- Teens driving with teen passengers: The presence of teen passengers increases the crash risk of unsupervised teen drivers. This risk increases with the number of teen passengers.4,5
- Newly licensed teens: Crash risk is particularly high during the first months of licensure
*Stats above based on CDC statistics.
Why Does it Happen?
Looking away from the road for a mere five seconds while traveling at 55mph, is the equivalent of driving the length of a football field blindfolded. Five seconds reading a text. Five seconds talking to a passenger.
It seems like such a short amount of time, but everything could change in five seconds. Everyone is guilty of distracted driving at one point or another. Sometimes, it can be a knee-jerk reaction to look at the back to see what the kids are fighting over, check a traffic report, or call friends or family on the drive home.

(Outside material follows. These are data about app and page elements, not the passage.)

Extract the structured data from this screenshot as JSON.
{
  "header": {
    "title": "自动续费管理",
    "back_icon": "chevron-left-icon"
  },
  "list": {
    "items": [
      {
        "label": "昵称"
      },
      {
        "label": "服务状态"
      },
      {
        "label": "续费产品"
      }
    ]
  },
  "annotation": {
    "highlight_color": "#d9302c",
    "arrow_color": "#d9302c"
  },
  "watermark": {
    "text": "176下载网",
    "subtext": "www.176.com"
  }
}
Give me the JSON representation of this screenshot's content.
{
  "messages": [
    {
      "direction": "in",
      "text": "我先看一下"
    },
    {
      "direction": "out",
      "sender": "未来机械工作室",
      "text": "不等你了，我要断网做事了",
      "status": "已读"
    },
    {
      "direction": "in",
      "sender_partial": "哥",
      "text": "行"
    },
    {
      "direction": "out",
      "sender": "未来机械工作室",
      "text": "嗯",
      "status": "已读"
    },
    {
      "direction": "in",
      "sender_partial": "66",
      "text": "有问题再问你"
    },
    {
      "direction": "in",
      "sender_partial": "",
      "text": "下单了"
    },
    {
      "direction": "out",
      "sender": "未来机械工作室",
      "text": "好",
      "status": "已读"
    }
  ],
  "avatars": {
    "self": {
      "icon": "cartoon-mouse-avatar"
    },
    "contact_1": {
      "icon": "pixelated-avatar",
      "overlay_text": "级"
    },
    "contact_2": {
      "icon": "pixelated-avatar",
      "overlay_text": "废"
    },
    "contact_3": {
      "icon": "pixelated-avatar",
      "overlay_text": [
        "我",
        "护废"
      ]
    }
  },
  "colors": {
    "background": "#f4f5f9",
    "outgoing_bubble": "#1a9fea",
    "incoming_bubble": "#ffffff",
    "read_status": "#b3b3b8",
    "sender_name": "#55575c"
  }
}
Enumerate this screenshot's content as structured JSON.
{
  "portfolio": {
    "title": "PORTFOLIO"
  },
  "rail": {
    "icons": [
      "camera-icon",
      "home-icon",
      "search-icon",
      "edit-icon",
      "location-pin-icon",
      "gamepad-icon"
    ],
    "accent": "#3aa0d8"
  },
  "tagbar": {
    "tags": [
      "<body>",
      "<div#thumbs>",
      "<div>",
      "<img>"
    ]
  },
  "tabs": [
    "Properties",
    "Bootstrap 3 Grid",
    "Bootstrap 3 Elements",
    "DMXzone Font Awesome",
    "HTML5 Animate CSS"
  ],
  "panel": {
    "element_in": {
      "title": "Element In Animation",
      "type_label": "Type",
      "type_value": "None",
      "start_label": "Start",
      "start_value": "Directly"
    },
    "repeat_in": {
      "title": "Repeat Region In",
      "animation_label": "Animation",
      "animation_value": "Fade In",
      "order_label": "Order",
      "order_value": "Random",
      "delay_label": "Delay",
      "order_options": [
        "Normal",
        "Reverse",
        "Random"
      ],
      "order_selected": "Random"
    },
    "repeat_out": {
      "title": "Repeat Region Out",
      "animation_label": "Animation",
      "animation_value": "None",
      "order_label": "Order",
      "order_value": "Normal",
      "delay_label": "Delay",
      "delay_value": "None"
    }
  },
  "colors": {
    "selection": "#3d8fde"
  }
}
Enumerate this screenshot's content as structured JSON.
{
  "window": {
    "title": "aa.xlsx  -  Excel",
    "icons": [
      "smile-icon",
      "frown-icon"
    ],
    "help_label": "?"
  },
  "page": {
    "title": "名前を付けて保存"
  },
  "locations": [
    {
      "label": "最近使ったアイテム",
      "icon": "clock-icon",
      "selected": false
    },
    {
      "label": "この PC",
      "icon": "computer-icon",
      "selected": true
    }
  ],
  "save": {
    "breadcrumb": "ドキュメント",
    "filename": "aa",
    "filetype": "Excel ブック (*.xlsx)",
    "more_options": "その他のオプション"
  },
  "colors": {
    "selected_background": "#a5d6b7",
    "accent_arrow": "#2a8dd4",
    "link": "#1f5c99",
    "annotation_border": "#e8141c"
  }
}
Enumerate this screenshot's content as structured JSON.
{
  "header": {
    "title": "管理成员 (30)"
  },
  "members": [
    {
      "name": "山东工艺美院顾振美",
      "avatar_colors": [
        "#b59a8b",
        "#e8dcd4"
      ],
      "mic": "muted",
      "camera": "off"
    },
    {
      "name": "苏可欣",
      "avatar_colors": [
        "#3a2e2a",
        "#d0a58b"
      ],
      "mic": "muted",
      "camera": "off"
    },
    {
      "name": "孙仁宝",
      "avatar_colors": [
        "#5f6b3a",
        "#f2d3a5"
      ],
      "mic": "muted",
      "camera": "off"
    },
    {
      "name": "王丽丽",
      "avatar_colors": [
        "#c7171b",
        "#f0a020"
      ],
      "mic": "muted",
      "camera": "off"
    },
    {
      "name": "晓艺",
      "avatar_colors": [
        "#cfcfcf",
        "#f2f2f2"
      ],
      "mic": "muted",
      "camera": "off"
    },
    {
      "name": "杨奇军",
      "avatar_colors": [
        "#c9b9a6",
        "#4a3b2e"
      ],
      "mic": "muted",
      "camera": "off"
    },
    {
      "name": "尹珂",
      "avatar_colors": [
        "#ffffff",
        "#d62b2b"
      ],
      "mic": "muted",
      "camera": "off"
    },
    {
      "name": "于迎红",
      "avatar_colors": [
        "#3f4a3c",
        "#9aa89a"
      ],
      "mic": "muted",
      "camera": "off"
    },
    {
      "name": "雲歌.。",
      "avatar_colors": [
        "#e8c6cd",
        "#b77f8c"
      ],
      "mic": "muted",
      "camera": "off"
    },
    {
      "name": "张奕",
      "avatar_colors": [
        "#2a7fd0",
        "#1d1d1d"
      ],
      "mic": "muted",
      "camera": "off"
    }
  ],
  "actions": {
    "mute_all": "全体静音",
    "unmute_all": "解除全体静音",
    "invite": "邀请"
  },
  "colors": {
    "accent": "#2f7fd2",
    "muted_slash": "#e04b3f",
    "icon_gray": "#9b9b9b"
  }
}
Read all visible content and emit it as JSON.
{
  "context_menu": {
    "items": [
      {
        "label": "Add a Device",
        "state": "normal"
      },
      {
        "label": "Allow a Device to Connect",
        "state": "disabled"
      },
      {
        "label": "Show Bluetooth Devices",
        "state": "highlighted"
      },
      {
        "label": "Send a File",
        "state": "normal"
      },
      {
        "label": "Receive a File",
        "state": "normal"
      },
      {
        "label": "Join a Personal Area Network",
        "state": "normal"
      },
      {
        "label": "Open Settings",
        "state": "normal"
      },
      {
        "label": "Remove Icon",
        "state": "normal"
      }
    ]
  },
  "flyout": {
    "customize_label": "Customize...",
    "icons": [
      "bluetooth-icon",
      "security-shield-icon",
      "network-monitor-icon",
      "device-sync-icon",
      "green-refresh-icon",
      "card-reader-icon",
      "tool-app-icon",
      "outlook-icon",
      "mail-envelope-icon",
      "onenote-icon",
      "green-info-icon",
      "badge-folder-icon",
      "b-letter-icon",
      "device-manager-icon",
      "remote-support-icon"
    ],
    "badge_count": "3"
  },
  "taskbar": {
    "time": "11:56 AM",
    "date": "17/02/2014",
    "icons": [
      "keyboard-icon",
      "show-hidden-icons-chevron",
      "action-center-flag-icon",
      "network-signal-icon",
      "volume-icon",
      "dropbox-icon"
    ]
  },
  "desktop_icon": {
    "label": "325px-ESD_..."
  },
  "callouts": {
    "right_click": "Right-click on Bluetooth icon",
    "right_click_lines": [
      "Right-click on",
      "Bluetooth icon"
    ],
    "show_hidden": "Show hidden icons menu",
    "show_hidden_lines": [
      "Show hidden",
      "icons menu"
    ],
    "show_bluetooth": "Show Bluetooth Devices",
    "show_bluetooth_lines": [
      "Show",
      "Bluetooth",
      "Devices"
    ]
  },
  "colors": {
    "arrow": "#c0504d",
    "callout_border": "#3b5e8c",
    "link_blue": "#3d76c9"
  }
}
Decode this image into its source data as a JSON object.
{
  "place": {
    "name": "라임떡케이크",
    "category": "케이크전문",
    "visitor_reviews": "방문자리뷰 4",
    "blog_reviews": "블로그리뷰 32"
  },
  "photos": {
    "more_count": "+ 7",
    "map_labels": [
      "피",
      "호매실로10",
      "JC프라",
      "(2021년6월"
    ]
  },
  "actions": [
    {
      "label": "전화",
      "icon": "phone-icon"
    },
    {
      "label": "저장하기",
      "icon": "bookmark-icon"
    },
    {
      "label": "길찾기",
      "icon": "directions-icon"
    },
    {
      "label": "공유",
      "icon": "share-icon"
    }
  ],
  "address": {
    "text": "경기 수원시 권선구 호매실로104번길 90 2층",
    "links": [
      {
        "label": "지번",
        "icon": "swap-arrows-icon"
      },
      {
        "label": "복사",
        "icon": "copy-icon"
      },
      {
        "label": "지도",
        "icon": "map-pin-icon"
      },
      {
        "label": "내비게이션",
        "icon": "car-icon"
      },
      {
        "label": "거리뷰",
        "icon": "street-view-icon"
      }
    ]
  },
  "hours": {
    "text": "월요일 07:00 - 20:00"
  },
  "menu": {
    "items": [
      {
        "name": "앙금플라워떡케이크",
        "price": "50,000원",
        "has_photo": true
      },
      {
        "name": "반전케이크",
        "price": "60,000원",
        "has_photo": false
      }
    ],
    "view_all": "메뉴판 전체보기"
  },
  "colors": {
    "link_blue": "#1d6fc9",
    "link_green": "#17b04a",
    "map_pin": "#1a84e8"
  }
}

New and young drivers are especially susceptible because they’ve logged less time on the road and had less experience to draw from and react. There are many types of distractions.
These types of distractions include:
- Using a cell phone or smartphone
- Eating and drinking
- Talking to passengers
- Using a navigation system, radio, CD player, or MP3 player
- Looking through your purse/laptop bag/glove compartment
Driving is a complex skill, one that must be practiced to be learned well. Teenagers’ lack of driving experience, together with risk-taking behavior, puts them at heightened risk for crashes.
Teen drivers have the highest crash statistics over any other group of drivers, and we need to fight this preventable epidemic.
Parents, you play a critical role in teen driver safety, by setting the example and showing them the correct way to focus on driving. It’s important to talk with your teen and set clear expectations. This is one time they shouldn’t get a pass for a minor infraction; their safety is more important. Some choices can’t be reversed.
If you need help talking to your teen about distracted driving, we wrote 10 tips to help you get the conversation started here. At Osceola Garage, we know what it is to have a teen driver on the road. Let’s contribute to making it safe for all teen drivers.